--- TASK DIRECTIONS ---
Please print each entry below exactly as it stands, but without any pictures.

Stored entries:
%%

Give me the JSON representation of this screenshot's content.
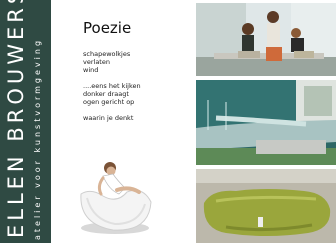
{
  "sidebar": {
    "brand_name": "ELLEN BROUWERS",
    "tagline": "atelier voor kunstvormgeving"
  },
  "poem": {
    "title": "Poezie",
    "stanzas": [
      [
        "schapewolkjes",
        "verlaten",
        "wind"
      ],
      [
        "....eens het kijken",
        "donker draagt",
        "ogen gericht op"
      ],
      [
        "waarin je denkt"
      ]
    ]
  },
  "photos": [
    {
      "name": "women-on-bench-photo"
    },
    {
      "name": "water-lounge-photo"
    },
    {
      "name": "green-lounger-photo"
    }
  ],
  "colors": {
    "sidebar": "#2f4a43",
    "accent_green": "#9aa63c"
  }
}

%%

--- OUTPUT ---
Give me the JSON representation of this screenshot's content.
{
  "sidebar": {
    "brand_name": "ELLEN BROUWERS",
    "tagline": "atelier voor kunstvormgeving"
  },
  "poem": {
    "title": "Poezie",
    "stanzas": [
      [
        "schapewolkjes",
        "verlaten",
        "wind"
      ],
      [
        "....eens het kijken",
        "donker draagt",
        "ogen gericht op"
      ],
      [
        "waarin je denkt"
      ]
    ]
  },
  "photos": [
    {
      "name": "women-on-bench-photo"
    },
    {
      "name": "water-lounge-photo"
    },
    {
      "name": "green-lounger-photo"
    }
  ],
  "colors": {
    "sidebar": "#2f4a43",
    "accent_green": "#9aa63c"
  }
}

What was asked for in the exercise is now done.